When I was told to write a blog post on an area of digital humanities that I found interesting I was unsure how to begin, so I just started googling “digital humanities” plus various topics I find interesting. After what felt like my 400th search (but was probably actually my 8th or 9th) I stumbled upon a powerpoint talking about a digitization of recipes project. In and of itself this sounds relatively mundane; digitizing recipes would just entail digitizing more books, a concept that seemed to pop up at least twice in every Google search I had tried. The difference here was that this was not the digitization of cookbooks but recipe cards.
Like socks, recipe cards always seem to disappear when you actually need them: someone accidentally threw them out, coffee was spilled on them, the card box was hidden somewhere odd, or they just flat out disappeared.
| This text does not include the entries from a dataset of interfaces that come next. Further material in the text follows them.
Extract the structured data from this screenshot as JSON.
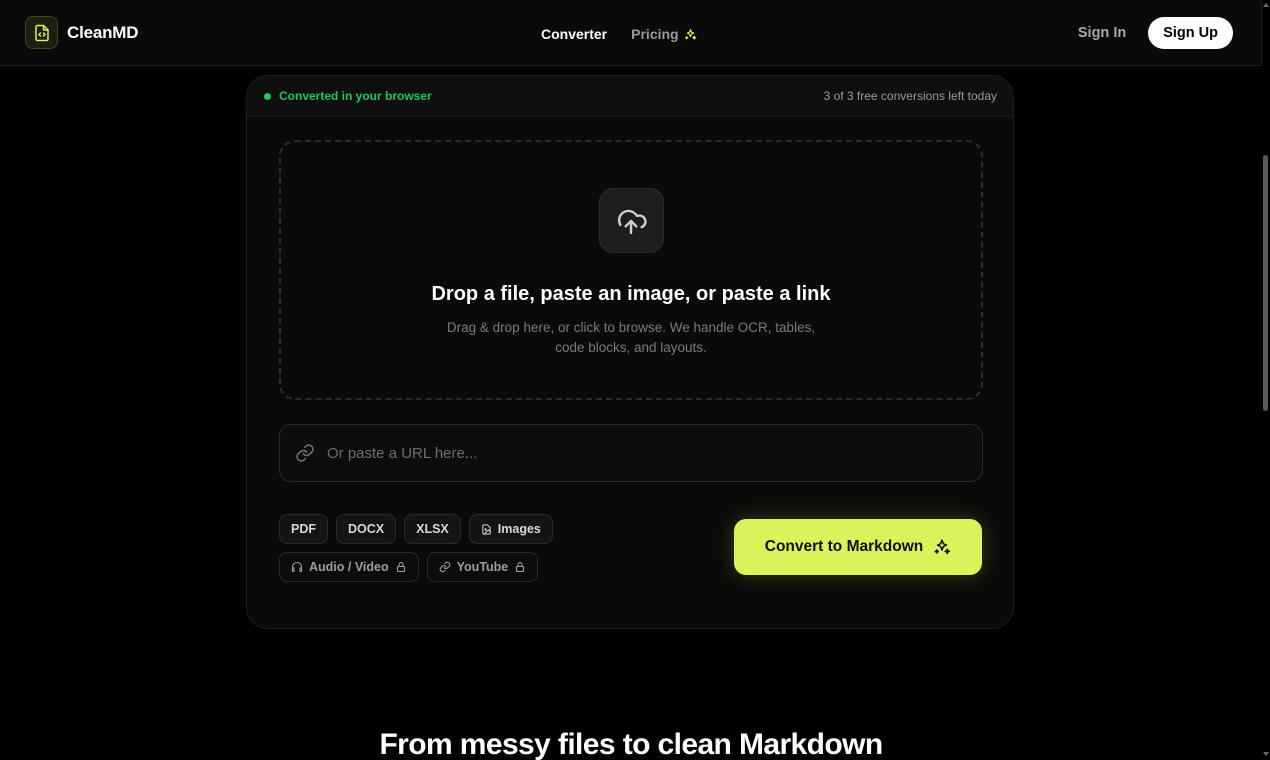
{
  "header": {
    "brand": "CleanMD",
    "nav": [
      {
        "label": "Converter",
        "active": true
      },
      {
        "label": "Pricing",
        "icon": "sparkles-icon"
      }
    ],
    "signin_label": "Sign In",
    "signup_label": "Sign Up"
  },
  "converter": {
    "status_text": "Converted in your browser",
    "quota_text": "3 of 3 free conversions left today",
    "drop_title": "Drop a file, paste an image, or paste a link",
    "drop_subtitle": "Drag & drop here, or click to browse. We handle OCR, tables, code blocks, and layouts.",
    "url_placeholder": "Or paste a URL here...",
    "url_value": "",
    "formats": [
      "PDF",
      "DOCX",
      "XLSX",
      "Images"
    ],
    "locked_formats": [
      "Audio / Video",
      "YouTube"
    ],
    "convert_label": "Convert to Markdown"
  },
  "section": {
    "title": "From messy files to clean Markdown"
  },
  "colors": {
    "accent": "#d9f35a",
    "status_green": "#22c55e",
    "background": "#000000"
  }
}
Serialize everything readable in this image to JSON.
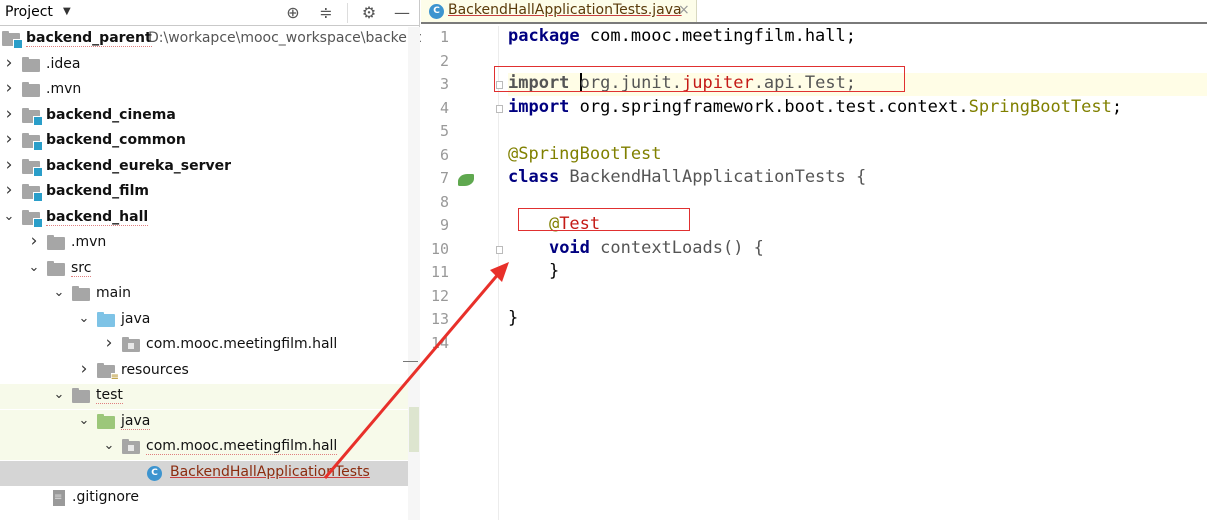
{
  "project_panel": {
    "title": "Project",
    "icons": [
      "locate-icon",
      "collapse-all-icon",
      "gear-icon",
      "minimize-icon"
    ],
    "tree": [
      {
        "label": "backend_parent",
        "extra": "D:\\workapce\\mooc_workspace\\backend_",
        "depth": 0,
        "icon": "module-folder",
        "bold": true,
        "expanded": true
      },
      {
        "label": ".idea",
        "depth": 1,
        "icon": "folder",
        "expanded": false
      },
      {
        "label": ".mvn",
        "depth": 1,
        "icon": "folder",
        "expanded": false
      },
      {
        "label": "backend_cinema",
        "depth": 1,
        "icon": "module-folder",
        "bold": true,
        "expanded": false
      },
      {
        "label": "backend_common",
        "depth": 1,
        "icon": "module-folder",
        "bold": true,
        "expanded": false
      },
      {
        "label": "backend_eureka_server",
        "depth": 1,
        "icon": "module-folder",
        "bold": true,
        "expanded": false
      },
      {
        "label": "backend_film",
        "depth": 1,
        "icon": "module-folder",
        "bold": true,
        "expanded": false
      },
      {
        "label": "backend_hall",
        "depth": 1,
        "icon": "module-folder",
        "bold": true,
        "expanded": true
      },
      {
        "label": ".mvn",
        "depth": 2,
        "icon": "folder",
        "expanded": false
      },
      {
        "label": "src",
        "depth": 2,
        "icon": "folder",
        "expanded": true
      },
      {
        "label": "main",
        "depth": 3,
        "icon": "folder",
        "expanded": true
      },
      {
        "label": "java",
        "depth": 4,
        "icon": "source-folder",
        "expanded": true
      },
      {
        "label": "com.mooc.meetingfilm.hall",
        "depth": 5,
        "icon": "package",
        "expanded": false
      },
      {
        "label": "resources",
        "depth": 4,
        "icon": "resources-folder",
        "expanded": false
      },
      {
        "label": "test",
        "depth": 3,
        "icon": "folder",
        "expanded": true
      },
      {
        "label": "java",
        "depth": 4,
        "icon": "test-folder",
        "expanded": true
      },
      {
        "label": "com.mooc.meetingfilm.hall",
        "depth": 5,
        "icon": "package",
        "expanded": true
      },
      {
        "label": "BackendHallApplicationTests",
        "depth": 6,
        "icon": "class",
        "selected": true
      },
      {
        "label": ".gitignore",
        "depth": 2,
        "icon": "text-file"
      }
    ]
  },
  "editor": {
    "tab": {
      "label": "BackendHallApplicationTests.java",
      "close": "×",
      "icon_letter": "C"
    },
    "line_numbers": [
      "1",
      "2",
      "3",
      "4",
      "5",
      "6",
      "7",
      "8",
      "9",
      "10",
      "11",
      "12",
      "13",
      "14"
    ],
    "lines": [
      [
        {
          "t": "package",
          "c": "kw"
        },
        {
          "t": " com.mooc.meetingfilm.hall;",
          "c": ""
        }
      ],
      [],
      [
        {
          "t": "import",
          "c": "kw muted"
        },
        {
          "t": " ",
          "c": ""
        },
        {
          "t": "|",
          "c": "caret"
        },
        {
          "t": "org.junit.",
          "c": "muted"
        },
        {
          "t": "jupiter",
          "c": "err-red"
        },
        {
          "t": ".api.Test;",
          "c": "muted"
        }
      ],
      [
        {
          "t": "import",
          "c": "kw"
        },
        {
          "t": " org.springframework.boot.test.context.",
          "c": ""
        },
        {
          "t": "SpringBootTest",
          "c": "ann"
        },
        {
          "t": ";",
          "c": ""
        }
      ],
      [],
      [
        {
          "t": "@SpringBootTest",
          "c": "ann"
        }
      ],
      [
        {
          "t": "class",
          "c": "kw"
        },
        {
          "t": " BackendHallApplicationTests {",
          "c": "muted"
        }
      ],
      [],
      [
        {
          "t": "    @",
          "c": "ann"
        },
        {
          "t": "Test",
          "c": "err-red"
        }
      ],
      [
        {
          "t": "    ",
          "c": ""
        },
        {
          "t": "void",
          "c": "kw"
        },
        {
          "t": " contextLoads() {",
          "c": "muted"
        }
      ],
      [
        {
          "t": "    }",
          "c": ""
        }
      ],
      [],
      [
        {
          "t": "}",
          "c": ""
        }
      ],
      []
    ],
    "current_line": 3
  },
  "annotations": {
    "color": "#e8302a"
  }
}
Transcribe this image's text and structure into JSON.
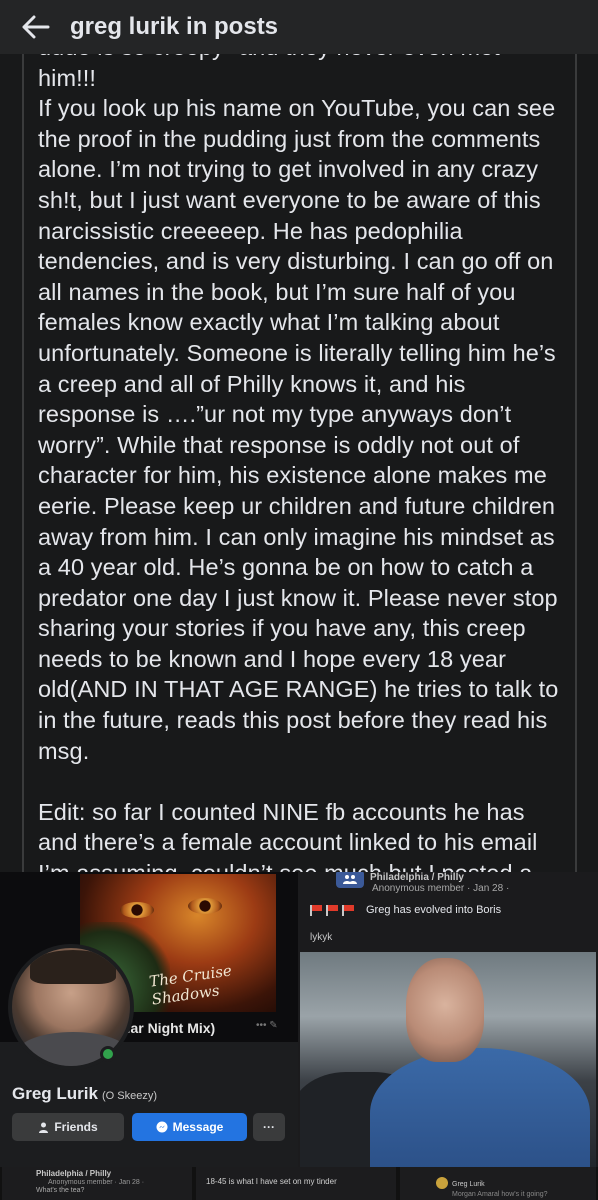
{
  "header": {
    "title": "greg lurik in posts",
    "back_icon": "arrow-left-icon"
  },
  "post": {
    "text": "dude is so creepy\" and they never even met him!!!\nIf you look up his name on YouTube, you can see the proof in the pudding just from the comments alone. I’m not trying to get involved in any crazy sh!t, but I just want everyone to be aware of this narcissistic creeeeep. He has pedophilia tendencies, and is very disturbing. I can go off on all names in the book, but I’m sure half of you females know exactly what I’m talking about unfortunately. Someone is literally telling him he’s a creep and all of Philly knows it, and his response is ….”ur not my type anyways don’t worry”. While that response is oddly not out of character for him, his existence alone makes me eerie. Please keep ur children and future children away from him. I can only imagine his mindset as a 40 year old. He’s gonna be on how to catch a predator one day I just know it. Please never stop sharing your stories if you have any, this creep needs to be known and I hope every 18 year old(AND IN THAT AGE RANGE) he tries to talk to in the future, reads this post before they read his msg.\n\nEdit: so far I counted NINE fb accounts he has and there’s a female account linked to his email I’m assuming, couldn’t see much but I posted a pic just incase!!!!"
  },
  "profile_card": {
    "album_title": "The Cruise Shadows",
    "mix_label": "olar Night Mix)",
    "name": "Greg Lurik",
    "nickname": "(O Skeezy)",
    "friends_label": "Friends",
    "message_label": "Message",
    "more_label": "···"
  },
  "group_post": {
    "group_name": "Philadelphia / Philly",
    "meta": "Anonymous member · Jan 28 ·",
    "title": "Greg has evolved into Boris",
    "subtext": "lykyk"
  },
  "strip": {
    "a_group": "Philadelphia / Philly",
    "a_meta": "Anonymous member · Jan 28 ·",
    "a_line": "What's the tea?",
    "b_line": "18-45 is what I have set on my tinder",
    "c_name": "Greg Lurik",
    "c_line": "Morgan Amaral how's it going?"
  },
  "colors": {
    "background": "#18191a",
    "header": "#242526",
    "message_button": "#2374e1",
    "online": "#31a24c"
  }
}
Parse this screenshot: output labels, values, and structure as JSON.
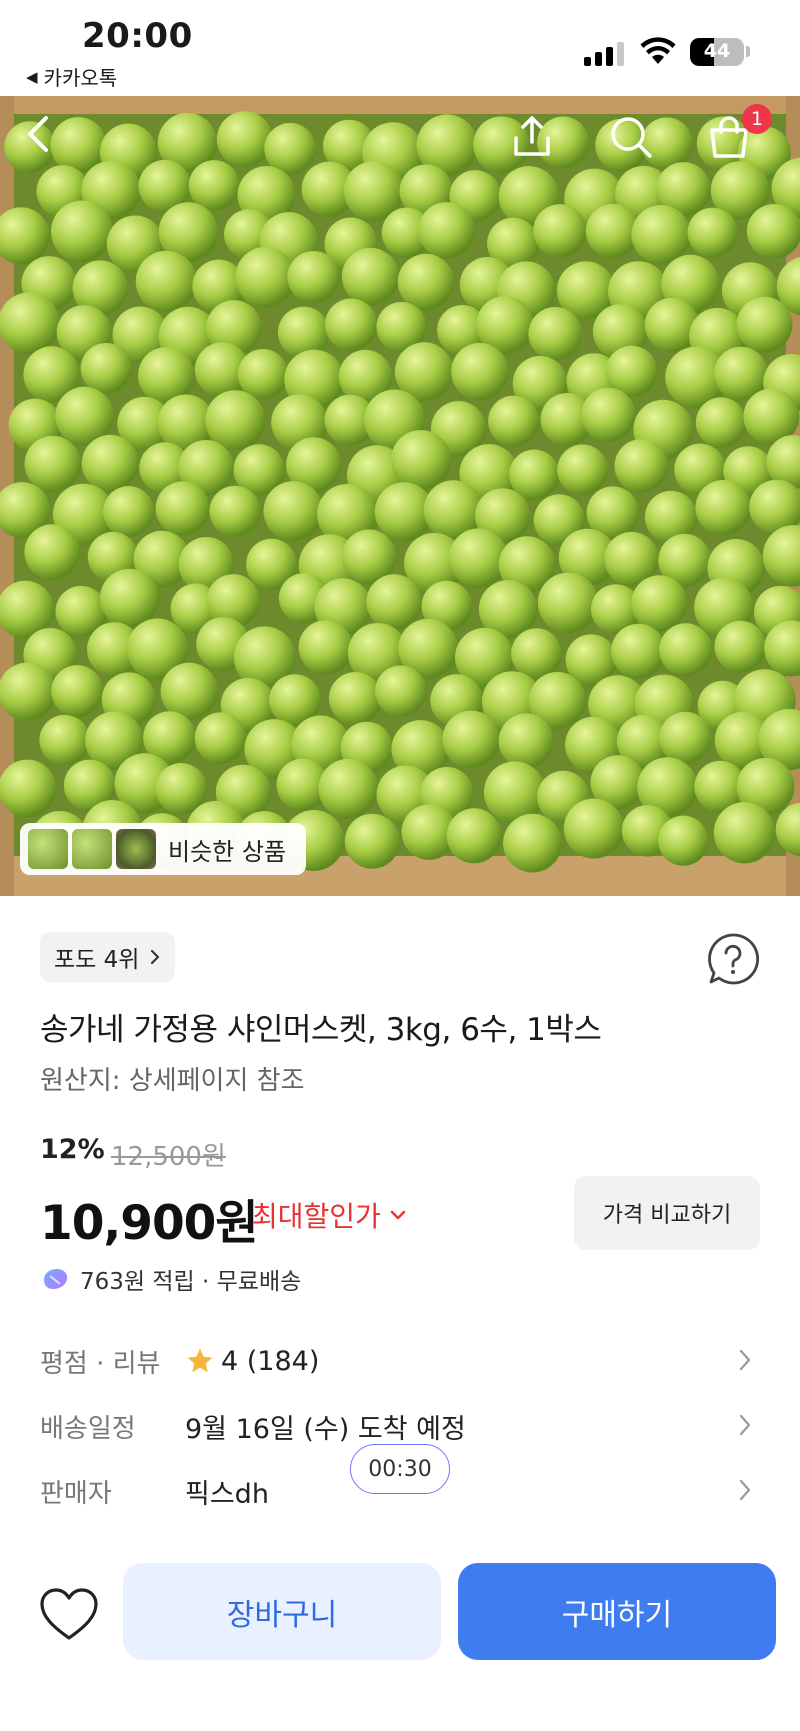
{
  "status_bar": {
    "time": "20:00",
    "back_app": "카카오톡",
    "battery": "44",
    "battery_level": 0.44
  },
  "hero": {
    "cart_badge": "1",
    "similar_label": "비슷한 상품"
  },
  "product": {
    "rank": "포도 4위",
    "title": "송가네 가정용 샤인머스켓, 3kg, 6수, 1박스",
    "origin": "원산지: 상세페이지 참조",
    "discount": "12%",
    "original_price": "12,500원",
    "price": "10,900원",
    "best_price_label": "최대할인가",
    "compare_label": "가격 비교하기",
    "points": "763원 적립 · 무료배송"
  },
  "info": {
    "rating_key": "평점 · 리뷰",
    "rating_value": "4 (184)",
    "shipping_key": "배송일정",
    "shipping_value": "9월 16일 (수) 도착 예정",
    "seller_key": "판매자",
    "seller_value": "픽스dh",
    "timer": "00:30"
  },
  "bottom": {
    "cart_label": "장바구니",
    "buy_label": "구매하기"
  },
  "colors": {
    "accent": "#3e7cef",
    "accent_light": "#e9f0ff",
    "sale_red": "#e8322f",
    "badge_red": "#f0364a",
    "star": "#f5b43c"
  }
}
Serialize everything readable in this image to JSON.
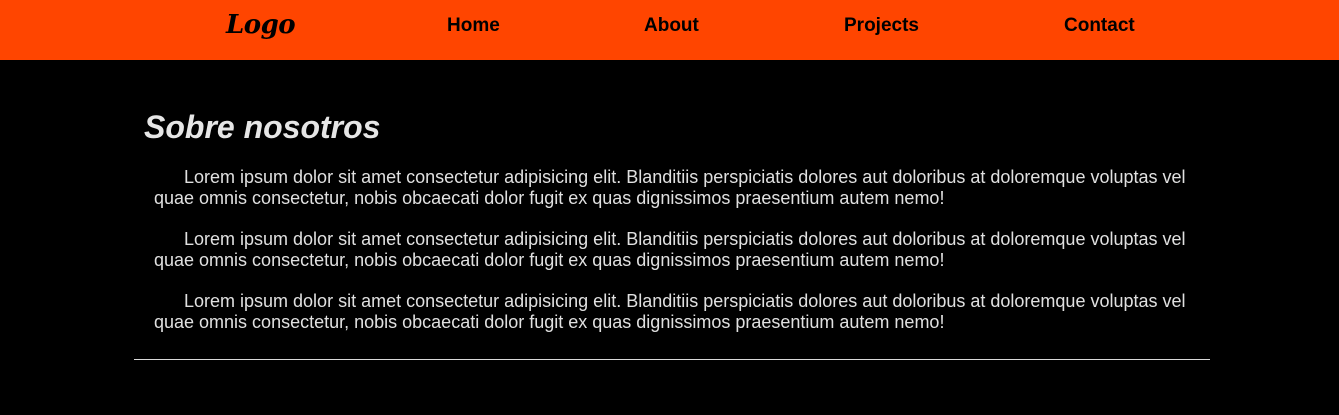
{
  "navbar": {
    "logo": "Logo",
    "links": [
      {
        "label": "Home"
      },
      {
        "label": "About"
      },
      {
        "label": "Projects"
      },
      {
        "label": "Contact"
      }
    ],
    "background_color": "#ff4500"
  },
  "about": {
    "title": "Sobre nosotros",
    "paragraphs": [
      "Lorem ipsum dolor sit amet consectetur adipisicing elit. Blanditiis perspiciatis dolores aut doloribus at doloremque voluptas vel quae omnis consectetur, nobis obcaecati dolor fugit ex quas dignissimos praesentium autem nemo!",
      "Lorem ipsum dolor sit amet consectetur adipisicing elit. Blanditiis perspiciatis dolores aut doloribus at doloremque voluptas vel quae omnis consectetur, nobis obcaecati dolor fugit ex quas dignissimos praesentium autem nemo!",
      "Lorem ipsum dolor sit amet consectetur adipisicing elit. Blanditiis perspiciatis dolores aut doloribus at doloremque voluptas vel quae omnis consectetur, nobis obcaecati dolor fugit ex quas dignissimos praesentium autem nemo!"
    ]
  },
  "colors": {
    "accent": "#ff4500",
    "page_background": "#000000",
    "text": "#e0e0e0"
  }
}
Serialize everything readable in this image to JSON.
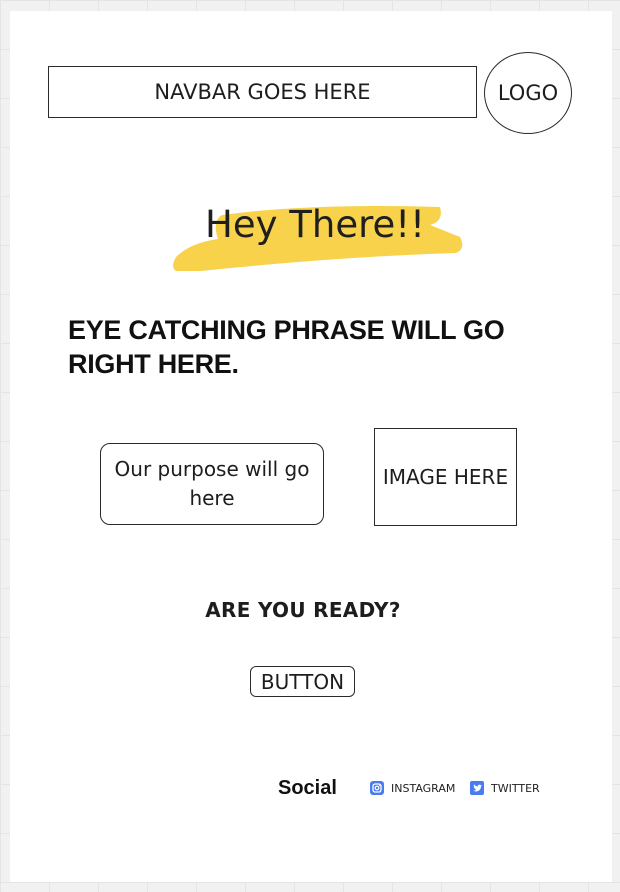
{
  "header": {
    "navbar_label": "NAVBAR GOES HERE",
    "logo_label": "LOGO"
  },
  "hero": {
    "greeting": "Hey There!!",
    "highlight_color": "#f7d24a",
    "phrase": "EYE CATCHING PHRASE WILL GO RIGHT HERE."
  },
  "content": {
    "purpose_text": "Our purpose will go here",
    "image_placeholder": "IMAGE HERE"
  },
  "cta": {
    "question": "ARE YOU READY?",
    "button_label": "BUTTON"
  },
  "footer": {
    "social_label": "Social",
    "links": [
      {
        "label": "INSTAGRAM",
        "icon": "instagram-icon",
        "color": "#4a7cf0"
      },
      {
        "label": "TWITTER",
        "icon": "twitter-icon",
        "color": "#4a7cf0"
      }
    ]
  }
}
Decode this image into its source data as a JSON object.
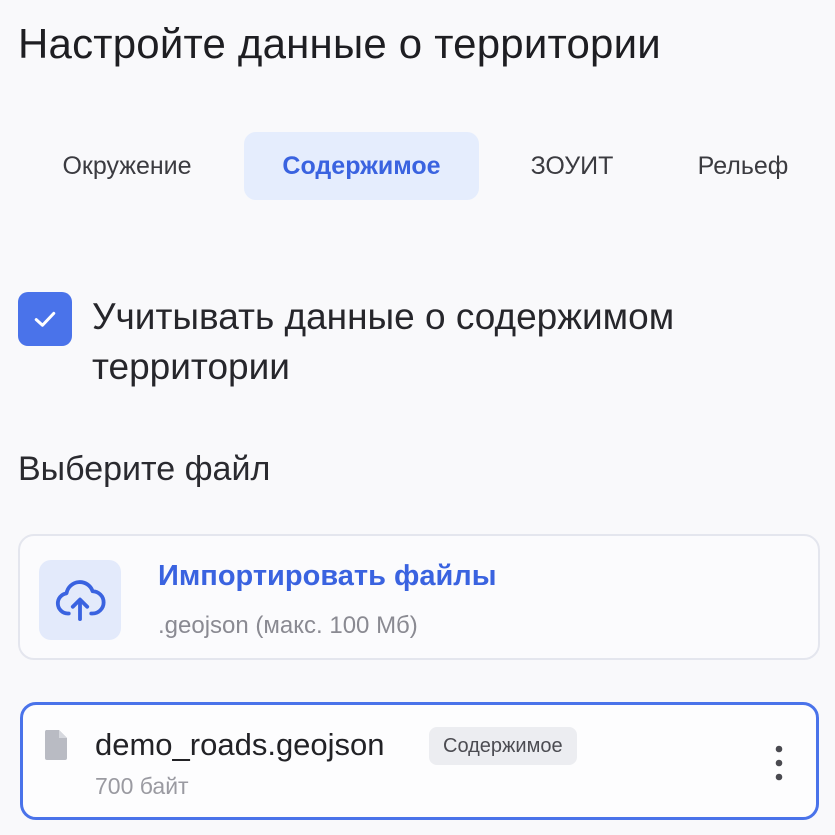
{
  "header": {
    "title": "Настройте данные о территории"
  },
  "tabs": [
    {
      "label": "Окружение",
      "active": false
    },
    {
      "label": "Содержимое",
      "active": true
    },
    {
      "label": "ЗОУИТ",
      "active": false
    },
    {
      "label": "Рельеф",
      "active": false
    }
  ],
  "include_content": {
    "checked": true,
    "label": "Учитывать данные о содержимом территории"
  },
  "file_section": {
    "label": "Выберите файл"
  },
  "import": {
    "icon": "cloud-upload-icon",
    "title": "Импортировать файлы",
    "hint": ".geojson (макс. 100 Мб)"
  },
  "file": {
    "icon": "document-icon",
    "name": "demo_roads.geojson",
    "tag": "Содержимое",
    "size": "700 байт",
    "menu_icon": "more-vertical-icon"
  },
  "colors": {
    "accent": "#4a73ea",
    "accent_text": "#3a63e0",
    "active_tab_bg": "#e5edfd",
    "background": "#f9f9fb"
  }
}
From a basic practicality standpoint, then, the digitization of recipe cards makes sense. It’s a lot harder to lose an iPad full of images than a three by five-inch card. More importantly however taking recipe cards and putting them into a digital format helps preserve culture.
Food plays an integral part in our society, we use it as a way to socialize and connect; there are even television shows and an entire television channel devoted to food today. Thus the making of that food, and the recipes used for it, are also important. Looking at this from a historical standpoint, older recipes give us perspective on past relations between people and food: which foods were considered everyday fare, which were considered “fancy” dishes, what ingredients did people commonly use, which foods were considered luxury items or treats, the list goes on.
Using solely cookbooks for this task is somewhat like looking only at the houses that colonial restoration societies have dolled up in order to understand how all of colonial society lived their day-to-day lives; you get an idea of what was happening, but it is only a partial snapshot. Cookbooks represent mainly what was considered more “popular” or “recommended” for eating (if you look at cookbooks even today most require more ingredients than many people have time or money for and making the recipe takes at least an hour). You never see recipes in cookbooks called “Mom’s soup that’s partially a recipe, partially whatever’s in the house, you’re not quite sure exactly but it does wonders when you have a cold”. You miss the alterations that people might have made to improve on other recipes, based perhaps on what ingredients were available or what ingredient substitutes were preferred. These are the sorts of things that cookbooks miss that appear on recipe cards, in all their easily-lost glory.
The digitization of recipe cards thus helps to create a historical record of food and its place in society over time, as well as perhaps being a more practical way to save recipes today for future use in one’s own home (or for referencing by future historians). The question I am left with in concluding this however is in digitalizing everything from books to index cards, will we lose some of our humanity? The feeling of an actual book cannot be replicated on an iPad, and there is something pretty adorable about a cookie tin full of coffee-stained recipes…